Low key lighting uses lots of shadows and contrast thus creating a dark and gloomy ambiance. It is common to use low key lighting in horror films to imply danger, mystery, and terror. It can also conceal or show scene features such as a monster, a weapon, or a hint. You need a powerful key light, generally set at a high or low angle, and minimum fill and back lights are required to achieve this effect. Gobos, flags, and barn doors can also be used to shape and regulate the light.
What is low key lighting and its effect in horror films?
Low-key lighting is a filming and photography lighting style that focuses on shadows. The look is created by the use of harsh source lighting in the scene. As opposed to high-key lighting, it seeks to accentuate the contrast between the subject and the scene. It does this by the use of shadows and gloomy tones. It is distinguished by deep blacks, shadows, and dark tones. There are few to no whites or mid-tones.
The effect of low key lighting in horror films is the chiaroscuro effect. Its gloomy hue and shadows are appropriate for horror film customs; it produces anxiety owing to its enigmatic and dark atmosphere, regulating how much of the surroundings and people are shown. Through the shadows and dark hues, it sets the tone, and atmosphere, and develops a hazardous relationship with the enigma.
Why is low key lighting used in horror films?
It elicits feelings of anxiety and anticipation: Low key lighting may make the viewers feel apprehensive and interested about what might be hiding in the dark by restricting the visibility of the scene. This can heighten the anticipation and anxiety before a jump fright or disclosure. Low key lighting, for example, is employed in The Shining to create a dismal and sinister mood at the Overlook Hotel, particularly in moments where Jack Torrance sees the spirits of prior caretakers.
It enhances the atmosphere and tone in horror films: Low key lighting in horror films can also aid in expressing the emotional states and the general theme of the film. For example, in The Babadook, low key lighting is utilized to portray Amelia's melancholy and grief as she struggles to cope with her husband's death. The film also employs low-key lighting to create a contrast between the light and dark, suggesting the contradiction between the Babadook's reality and his dream.
It gives the horror film a stylistic flair: Low-key lighting may also be employed to create a distinct visual style for the film, which is influenced by many genres and movements. Some horror films, for example, utilize low-key lighting to mimic the appearance of film noir, a genre that emerged in the 1940s and 1950s and included gloomy and murky photography.
How to achieve it?
This lighting technique highly depends on managing the key light while reducing ambient light. Filmmakers and gaffers often use simply a powerful key light to generate severe shadows with little fill or ambient light. As a result, there are more shadows and dark tones.

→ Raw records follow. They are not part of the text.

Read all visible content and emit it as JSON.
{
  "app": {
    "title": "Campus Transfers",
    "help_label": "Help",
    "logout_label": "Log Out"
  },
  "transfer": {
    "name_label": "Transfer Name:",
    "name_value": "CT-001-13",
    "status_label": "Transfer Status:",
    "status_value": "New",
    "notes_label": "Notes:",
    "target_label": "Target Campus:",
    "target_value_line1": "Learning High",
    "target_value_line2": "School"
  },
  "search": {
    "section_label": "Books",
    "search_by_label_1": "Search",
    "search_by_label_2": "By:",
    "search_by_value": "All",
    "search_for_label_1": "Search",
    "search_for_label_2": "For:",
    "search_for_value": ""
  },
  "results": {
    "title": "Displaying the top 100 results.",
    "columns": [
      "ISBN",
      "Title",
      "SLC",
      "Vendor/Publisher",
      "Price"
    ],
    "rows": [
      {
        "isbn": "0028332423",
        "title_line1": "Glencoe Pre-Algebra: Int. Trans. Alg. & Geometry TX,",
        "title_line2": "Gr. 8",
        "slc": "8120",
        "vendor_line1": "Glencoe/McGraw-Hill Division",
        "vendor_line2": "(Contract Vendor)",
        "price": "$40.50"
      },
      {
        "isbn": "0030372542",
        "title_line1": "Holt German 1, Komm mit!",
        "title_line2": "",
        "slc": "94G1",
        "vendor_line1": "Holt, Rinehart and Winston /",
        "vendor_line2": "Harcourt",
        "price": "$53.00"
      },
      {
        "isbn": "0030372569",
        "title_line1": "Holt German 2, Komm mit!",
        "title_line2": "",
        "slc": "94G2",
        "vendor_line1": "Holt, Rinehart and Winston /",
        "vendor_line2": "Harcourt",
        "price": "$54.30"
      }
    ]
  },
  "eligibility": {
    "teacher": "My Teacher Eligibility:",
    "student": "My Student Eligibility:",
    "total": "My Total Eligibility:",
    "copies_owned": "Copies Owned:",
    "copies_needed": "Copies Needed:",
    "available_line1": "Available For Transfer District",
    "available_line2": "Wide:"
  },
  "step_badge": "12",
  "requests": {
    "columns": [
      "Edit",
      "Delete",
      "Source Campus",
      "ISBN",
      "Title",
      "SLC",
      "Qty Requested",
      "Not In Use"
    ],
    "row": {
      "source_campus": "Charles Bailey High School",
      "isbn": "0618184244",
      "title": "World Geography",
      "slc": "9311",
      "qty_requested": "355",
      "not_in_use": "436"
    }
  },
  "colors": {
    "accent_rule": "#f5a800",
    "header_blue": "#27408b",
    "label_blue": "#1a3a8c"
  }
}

However, this might result in a rather flat image. Fill light is frequently used by filmmakers to provide richness and depth to their shots. It is vastly outpowered by the key light, with an 8:1 light ratio favoring the key light.
Shooting against dark backgrounds or scenarios will also aid in achieving low key lighting in horror films. When shooting against a bright or white backdrop, the lighting might bounce off the wall, resulting in unwanted fill or ambient light. This problem may be avoided by using flags or dark material to generate negative fill on the subject.
More tips for setting up low-key lighting in horror films
However, for the aforementioned setup, each light source must be identified and adjusted on screen. Here are more tips for working with low key lighting in horror films and a dark setup.
Start with key light: When setting up the illumination, the key light is always the ideal light to start with. This will guide the rest of your lighting selections.
Use natural light with caution: Low key lighting, as opposed to high key film lighting, is focused on limiting unwanted illumination. As a result, attempt to black out all windows and doors to reduce unpredictable light sources.
Hard lighting is good: While softboxes and LED constant light can still be used, low key lighting can benefit from harsh lighting since it establishes greater contrast in your compositions.
Understand the native ISO of your camera: In general, it's best to shoot video footage at your camera's original ISO to achieve the best quality (and least grain).
There is no such thing as excessive light: Even with low key lighting in horror films, the old adage "never have too much light" applies. Even if you want your character to look in a gloomy area, it still helps to add lighting with certain colors or emphasize specific components.